Indian equity benchmarks got off to a rocky start on Monday as global stocks languished at their lowest levels since late 2020, when the global economy was still recovering from the coronavirus pandemic, setting the stage for a poor final quarter of the year.
The market mood was fragile on Monday as crude prices jumped over 4 per cent on a potential cut in production by oil producers, exacerbating fears of even higher inflation and a stronger policy response from central banks around the world would increase the likelihood of a global recession.
After a 10 per cent surge in the previous quarter, including their biggest single-day jump in a month on Friday, both Indian benchmark bourses crashed at the start of October on Monday.
The BSE Sensex index plunged 638.11 points to end at 56,788.81, and the broader NSE Nifty crashed 207 points to 16,887.35, after data showed India's factory activity fell to a three-month low.
Maruti, Hindustan Unilever, IndusInd Bank, ITC, Bajaj Finance, State Bank of India, and Kotak Mahindra Bank were the Sensex stocks that underperformed the market the most. The winners were Dr Reddy's, NTPC, Bharti Airtel, and Wipro.
European equity markets were a sea of red, with the STOXX 600 index down 1.4 per cent, while US stock futures were mixed, the MSCI's global equity index hit its lowest level since late 2020.
Even the British government's tax U-turn that had rocked British markets didn't seem to improve the general mood, even as that helped the pound recoup all its losses.
Stephen Innes, Managing Partner at SPI Asset Management, had told Reuters that last week's meltdown in UK markets, following Britain's September 23 "mini budget", suggested a bear market in stocks had entered a new phase.
"Market fragility heading into Q4 means it is time to get comfortable being uncomfortable," he said.
"Getting out of more than a decade of cheap money and liquidity injections was always tricky. But the Fed has not blinked in the face of sliding equity markets, quite the contrary," Mr Innes added.
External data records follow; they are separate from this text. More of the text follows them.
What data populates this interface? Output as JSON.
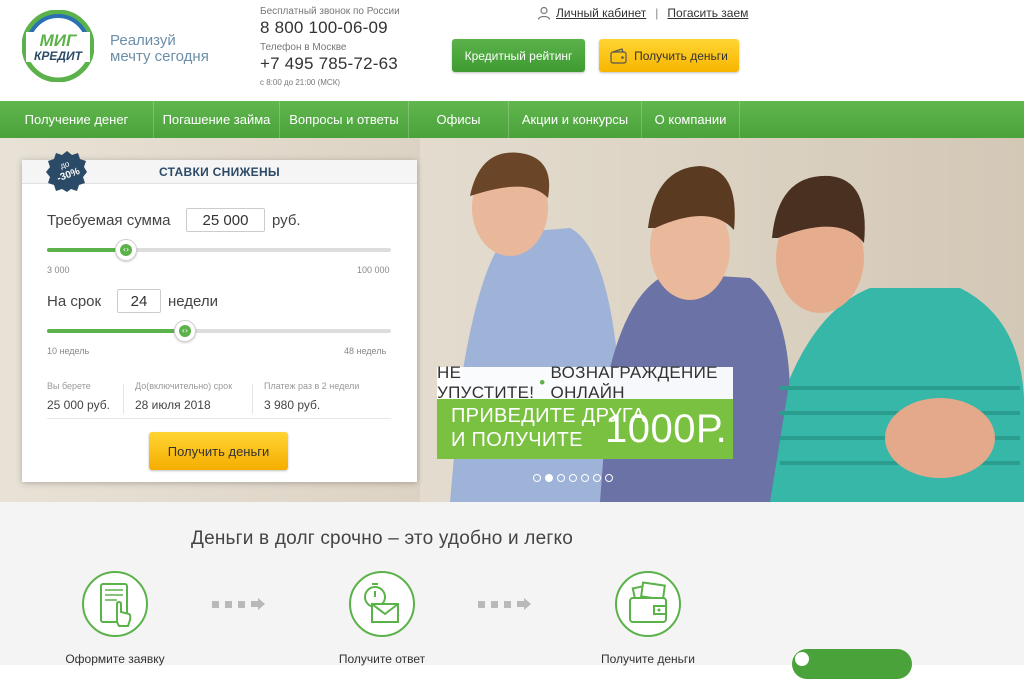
{
  "brand": {
    "logo_top": "МИГ",
    "logo_bottom": "КРЕДИТ",
    "slogan_line1": "Реализуй",
    "slogan_line2": "мечту сегодня"
  },
  "contacts": {
    "free_call_label": "Бесплатный звонок по России",
    "free_call_number": "8 800 100-06-09",
    "moscow_label": "Телефон в Москве",
    "moscow_number": "+7 495 785-72-63",
    "hours": "с 8:00 до 21:00 (МСК)"
  },
  "toplinks": {
    "cabinet": "Личный кабинет",
    "separator": "|",
    "repay": "Погасить заем"
  },
  "header_buttons": {
    "rating": "Кредитный рейтинг",
    "get_money": "Получить деньги"
  },
  "nav": [
    {
      "label": "Получение денег"
    },
    {
      "label": "Погашение займа"
    },
    {
      "label": "Вопросы и ответы"
    },
    {
      "label": "Офисы"
    },
    {
      "label": "Акции и конкурсы"
    },
    {
      "label": "О компании"
    }
  ],
  "calculator": {
    "header": "СТАВКИ СНИЖЕНЫ",
    "badge_top": "до",
    "badge_value": "-30%",
    "amount_label": "Требуемая сумма",
    "amount_value": "25 000",
    "amount_unit": "руб.",
    "amount_min": "3 000",
    "amount_max": "100 000",
    "amount_fraction": 0.23,
    "term_label": "На срок",
    "term_value": "24",
    "term_unit": "недели",
    "term_min": "10 недель",
    "term_max": "48 недель",
    "term_fraction": 0.4,
    "summary": [
      {
        "key": "Вы берете",
        "value": "25 000 руб."
      },
      {
        "key": "До(включительно) срок",
        "value": "28 июля 2018"
      },
      {
        "key": "Платеж раз в 2 недели",
        "value": "3 980 руб."
      }
    ],
    "button": "Получить деньги"
  },
  "promo": {
    "line_left": "НЕ УПУСТИТЕ!",
    "dot": "•",
    "line_right": "ВОЗНАГРАЖДЕНИЕ ОНЛАЙН",
    "green_line1": "ПРИВЕДИТЕ ДРУГА",
    "green_line2": "И ПОЛУЧИТЕ",
    "amount": "1000Р."
  },
  "slider": {
    "count": 7,
    "active_index": 1
  },
  "lower": {
    "heading": "Деньги в долг срочно – это удобно и легко",
    "steps": [
      {
        "label": "Оформите заявку",
        "icon": "tablet-hand-icon"
      },
      {
        "label": "Получите ответ",
        "icon": "stopwatch-envelope-icon"
      },
      {
        "label": "Получите деньги",
        "icon": "wallet-cash-icon"
      }
    ]
  },
  "colors": {
    "green": "#5cb24a",
    "yellow": "#ffd533",
    "navy": "#2b4a67",
    "promo_green": "#7ac142"
  }
}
But Asia's trade was generally quiet on Monday, as China began its "Golden Week" break and South Korea observed a national holiday. Hong Kong will be closed for a public holiday on Tuesday.